In the baby loss community, you’ll often hear the phrase “My heart is fuller than my arms.” This is certainly true for me. Don’t get me wrong – one toddler keeps me very busy, but I’m definitely not as busy as I would be if Ginny were also here. That doesn’t mean she doesn’t take my time though. In fact, I spend way more time grieving Ginny three and half years out than I thought I would. She is still in my thoughts all throughout the day everyday, and I still devote hours a week to mourning her. What I’ve learned is that this is healthy and normal life after loss.
Grief does not resolve on its own. Time itself does not heal. It takes work and devotion and Jesus to heal – and that does also take time. I think of it as tending a garden. If left ignored, the garden of grief will become overgrown with weeds and pests. Nothing fruitful will grow. For me when I ignore my grief, I feel very heavy with tension in my shoulders. I get irritable and irrational; I may lash out at those I love. I am not able to have as much fun or laugh as I normally would. In some others, neglected grief manifests itself in far worse ways such as addiction or violence. To prevent this, I must spend time “mothering Ginny” by mourning her. I tend to my grief garden by journalling, talking to those who care, praying, looking in her memory box, thinking of heaven, walking, reading passage of lament, listening to music or relevant podcasts, and crying. These activities are like pulling weeds, planting seeds, fertilizing, pruning, and watering. It is hard work but the result is peace, hope, and compassion for others. My heart is light and I can be my best for Chet, Daniel, and my community.

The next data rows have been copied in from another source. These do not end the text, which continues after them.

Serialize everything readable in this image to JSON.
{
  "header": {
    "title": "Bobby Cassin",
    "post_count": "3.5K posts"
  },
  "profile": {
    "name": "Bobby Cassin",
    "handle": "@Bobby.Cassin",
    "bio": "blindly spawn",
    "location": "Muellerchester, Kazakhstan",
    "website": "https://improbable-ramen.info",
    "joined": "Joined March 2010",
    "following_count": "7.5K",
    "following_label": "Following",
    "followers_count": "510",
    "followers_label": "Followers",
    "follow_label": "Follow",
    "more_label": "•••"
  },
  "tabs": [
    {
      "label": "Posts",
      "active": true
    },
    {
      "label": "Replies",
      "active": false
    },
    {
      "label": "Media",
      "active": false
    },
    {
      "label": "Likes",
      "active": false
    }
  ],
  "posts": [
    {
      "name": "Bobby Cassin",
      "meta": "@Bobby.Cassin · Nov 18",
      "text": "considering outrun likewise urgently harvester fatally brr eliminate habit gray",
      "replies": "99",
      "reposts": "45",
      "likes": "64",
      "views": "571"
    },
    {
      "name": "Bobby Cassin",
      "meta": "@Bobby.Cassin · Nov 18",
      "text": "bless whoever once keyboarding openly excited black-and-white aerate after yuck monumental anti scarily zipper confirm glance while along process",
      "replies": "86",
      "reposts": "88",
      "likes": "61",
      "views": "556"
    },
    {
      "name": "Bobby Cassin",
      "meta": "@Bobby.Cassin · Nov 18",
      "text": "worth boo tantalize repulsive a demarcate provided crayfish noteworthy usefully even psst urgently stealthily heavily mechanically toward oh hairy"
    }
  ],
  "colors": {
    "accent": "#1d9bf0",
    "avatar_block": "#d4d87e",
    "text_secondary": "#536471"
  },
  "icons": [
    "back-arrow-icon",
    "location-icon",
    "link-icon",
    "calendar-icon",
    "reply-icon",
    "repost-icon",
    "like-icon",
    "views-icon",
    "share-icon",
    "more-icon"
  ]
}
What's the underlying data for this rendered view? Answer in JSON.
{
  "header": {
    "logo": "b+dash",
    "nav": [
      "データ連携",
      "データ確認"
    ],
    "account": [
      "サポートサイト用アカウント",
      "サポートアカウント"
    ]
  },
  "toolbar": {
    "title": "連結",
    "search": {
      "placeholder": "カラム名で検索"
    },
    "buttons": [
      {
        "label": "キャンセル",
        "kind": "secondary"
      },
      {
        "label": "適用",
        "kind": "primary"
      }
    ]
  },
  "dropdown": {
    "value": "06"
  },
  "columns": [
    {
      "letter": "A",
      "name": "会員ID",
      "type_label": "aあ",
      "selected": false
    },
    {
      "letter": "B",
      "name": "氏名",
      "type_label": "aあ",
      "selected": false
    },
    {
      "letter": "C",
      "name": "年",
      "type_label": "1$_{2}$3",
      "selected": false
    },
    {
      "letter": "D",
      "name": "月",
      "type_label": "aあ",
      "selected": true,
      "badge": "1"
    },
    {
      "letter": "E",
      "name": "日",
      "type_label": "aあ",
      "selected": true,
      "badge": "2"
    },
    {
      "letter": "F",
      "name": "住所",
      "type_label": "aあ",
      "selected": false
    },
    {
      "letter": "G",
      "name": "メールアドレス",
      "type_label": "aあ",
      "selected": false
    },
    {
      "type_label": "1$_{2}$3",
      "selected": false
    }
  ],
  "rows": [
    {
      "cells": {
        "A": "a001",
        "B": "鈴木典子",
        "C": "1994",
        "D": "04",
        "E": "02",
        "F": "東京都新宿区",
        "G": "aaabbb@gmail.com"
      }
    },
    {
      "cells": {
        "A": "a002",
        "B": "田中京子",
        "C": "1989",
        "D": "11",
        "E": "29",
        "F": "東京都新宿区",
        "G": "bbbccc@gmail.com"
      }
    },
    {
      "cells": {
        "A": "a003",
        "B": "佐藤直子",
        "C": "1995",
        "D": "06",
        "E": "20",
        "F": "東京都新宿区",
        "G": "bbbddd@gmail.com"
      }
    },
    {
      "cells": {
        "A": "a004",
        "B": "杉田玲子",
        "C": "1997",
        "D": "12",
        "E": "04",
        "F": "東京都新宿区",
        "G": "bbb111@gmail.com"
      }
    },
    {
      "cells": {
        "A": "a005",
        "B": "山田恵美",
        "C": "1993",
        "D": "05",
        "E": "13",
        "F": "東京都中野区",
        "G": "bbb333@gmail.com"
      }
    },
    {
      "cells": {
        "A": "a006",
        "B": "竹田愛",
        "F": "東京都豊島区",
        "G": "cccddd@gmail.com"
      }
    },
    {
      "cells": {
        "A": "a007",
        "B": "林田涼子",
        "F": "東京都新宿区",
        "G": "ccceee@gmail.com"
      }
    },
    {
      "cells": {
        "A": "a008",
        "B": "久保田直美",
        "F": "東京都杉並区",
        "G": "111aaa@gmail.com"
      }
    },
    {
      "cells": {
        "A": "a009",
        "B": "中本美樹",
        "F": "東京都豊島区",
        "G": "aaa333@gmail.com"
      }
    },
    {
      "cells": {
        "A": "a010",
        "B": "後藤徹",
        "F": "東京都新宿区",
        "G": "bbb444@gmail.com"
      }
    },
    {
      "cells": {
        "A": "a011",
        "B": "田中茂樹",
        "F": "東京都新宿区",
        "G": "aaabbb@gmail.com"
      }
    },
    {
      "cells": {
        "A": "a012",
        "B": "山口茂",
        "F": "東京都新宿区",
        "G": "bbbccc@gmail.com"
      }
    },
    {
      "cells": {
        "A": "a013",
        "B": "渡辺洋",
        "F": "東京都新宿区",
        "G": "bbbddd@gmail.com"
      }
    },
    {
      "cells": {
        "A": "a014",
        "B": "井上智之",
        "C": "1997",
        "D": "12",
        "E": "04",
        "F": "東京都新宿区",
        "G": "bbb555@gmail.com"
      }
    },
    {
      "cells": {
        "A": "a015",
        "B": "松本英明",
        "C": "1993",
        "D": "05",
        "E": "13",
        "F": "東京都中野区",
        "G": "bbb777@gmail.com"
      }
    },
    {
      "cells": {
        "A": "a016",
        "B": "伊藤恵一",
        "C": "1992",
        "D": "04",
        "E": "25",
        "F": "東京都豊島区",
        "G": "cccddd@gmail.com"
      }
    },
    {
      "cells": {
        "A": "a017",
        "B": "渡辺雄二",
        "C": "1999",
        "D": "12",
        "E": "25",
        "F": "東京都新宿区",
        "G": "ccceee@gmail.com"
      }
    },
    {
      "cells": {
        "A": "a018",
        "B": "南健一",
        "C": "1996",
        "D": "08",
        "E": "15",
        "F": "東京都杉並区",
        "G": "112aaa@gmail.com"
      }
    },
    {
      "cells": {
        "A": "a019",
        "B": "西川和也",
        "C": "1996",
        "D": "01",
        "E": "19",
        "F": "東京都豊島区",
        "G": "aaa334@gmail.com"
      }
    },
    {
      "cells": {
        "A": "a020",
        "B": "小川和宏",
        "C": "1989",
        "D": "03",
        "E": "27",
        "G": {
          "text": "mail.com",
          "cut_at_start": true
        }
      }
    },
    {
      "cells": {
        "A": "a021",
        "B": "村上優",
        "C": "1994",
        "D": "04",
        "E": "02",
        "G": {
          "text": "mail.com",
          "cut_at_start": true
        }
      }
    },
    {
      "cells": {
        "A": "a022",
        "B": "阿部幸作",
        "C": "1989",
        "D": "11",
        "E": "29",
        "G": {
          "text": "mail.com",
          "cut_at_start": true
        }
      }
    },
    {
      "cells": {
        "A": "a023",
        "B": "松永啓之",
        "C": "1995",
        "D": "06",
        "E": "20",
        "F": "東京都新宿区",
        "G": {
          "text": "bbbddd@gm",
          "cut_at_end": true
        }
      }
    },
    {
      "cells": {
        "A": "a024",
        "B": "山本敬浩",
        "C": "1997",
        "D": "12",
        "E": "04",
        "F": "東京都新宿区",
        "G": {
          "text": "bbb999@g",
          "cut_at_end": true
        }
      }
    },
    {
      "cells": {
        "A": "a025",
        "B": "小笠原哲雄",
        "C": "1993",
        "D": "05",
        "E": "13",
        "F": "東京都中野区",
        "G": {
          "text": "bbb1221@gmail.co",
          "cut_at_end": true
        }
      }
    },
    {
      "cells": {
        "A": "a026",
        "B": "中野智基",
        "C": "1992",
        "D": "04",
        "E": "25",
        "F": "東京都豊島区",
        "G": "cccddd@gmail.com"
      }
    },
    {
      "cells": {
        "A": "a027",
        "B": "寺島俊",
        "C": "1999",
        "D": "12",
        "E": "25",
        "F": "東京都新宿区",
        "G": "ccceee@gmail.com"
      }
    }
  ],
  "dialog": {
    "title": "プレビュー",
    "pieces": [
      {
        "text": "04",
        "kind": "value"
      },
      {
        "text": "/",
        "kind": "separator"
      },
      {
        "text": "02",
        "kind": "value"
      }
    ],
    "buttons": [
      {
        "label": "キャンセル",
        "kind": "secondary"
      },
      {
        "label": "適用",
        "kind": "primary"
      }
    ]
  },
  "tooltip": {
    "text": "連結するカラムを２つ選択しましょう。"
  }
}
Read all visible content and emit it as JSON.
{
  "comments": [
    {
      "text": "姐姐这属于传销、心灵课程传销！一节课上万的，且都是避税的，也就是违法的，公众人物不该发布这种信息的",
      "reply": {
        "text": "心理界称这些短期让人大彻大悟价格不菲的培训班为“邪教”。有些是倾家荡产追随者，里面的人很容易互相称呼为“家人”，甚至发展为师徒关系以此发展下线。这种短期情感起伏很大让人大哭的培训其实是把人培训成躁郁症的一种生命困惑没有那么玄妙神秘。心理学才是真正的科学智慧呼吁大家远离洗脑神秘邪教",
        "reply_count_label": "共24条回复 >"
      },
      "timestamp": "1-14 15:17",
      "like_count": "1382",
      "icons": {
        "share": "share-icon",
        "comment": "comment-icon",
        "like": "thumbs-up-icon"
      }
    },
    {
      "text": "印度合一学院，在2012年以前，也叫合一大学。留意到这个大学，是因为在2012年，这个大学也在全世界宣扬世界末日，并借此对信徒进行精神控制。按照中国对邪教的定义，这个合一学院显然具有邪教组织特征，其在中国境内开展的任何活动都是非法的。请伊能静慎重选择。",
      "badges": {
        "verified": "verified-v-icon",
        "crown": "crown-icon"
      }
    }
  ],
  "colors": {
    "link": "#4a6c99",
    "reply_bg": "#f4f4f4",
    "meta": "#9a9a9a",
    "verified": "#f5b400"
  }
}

A loss mama does not stop mothering her child once her child dies. So now I’m left trying to figure out how to balance parenting one living child and one child in heaven. As with all of parenting, it takes prioritization and intentionality. I do what I can to parent both kids at once. I tell Chet about Ginny, and we look through the special photo album from her pregnancy together. We thank God for Sister Ginny in our prayers. I think of her on our walks or in the car. I try to devote more time during Chet’s naps, after he is asleep for the night, and on the weekends with Daniel’s help. It’s hard to prioritize time to mourn over doing chores or errands that need to get done. It feels selfish to take this time. So occasionally I will put it on the back burner and focus on other things. Then slowly I feel the weight growing; I become weary and easily frustrated. Daniel sometimes reminds me that I need to take the time alone to mourn. I remember that this isn’t optional. This is a mandatory part of my life. I’m not sure it will require this much time forever, but it does now. It’s not selfish – it’s mothering my sweet Ginny and it is essential to be the mom I want to be for Chet. This is parenting after loss.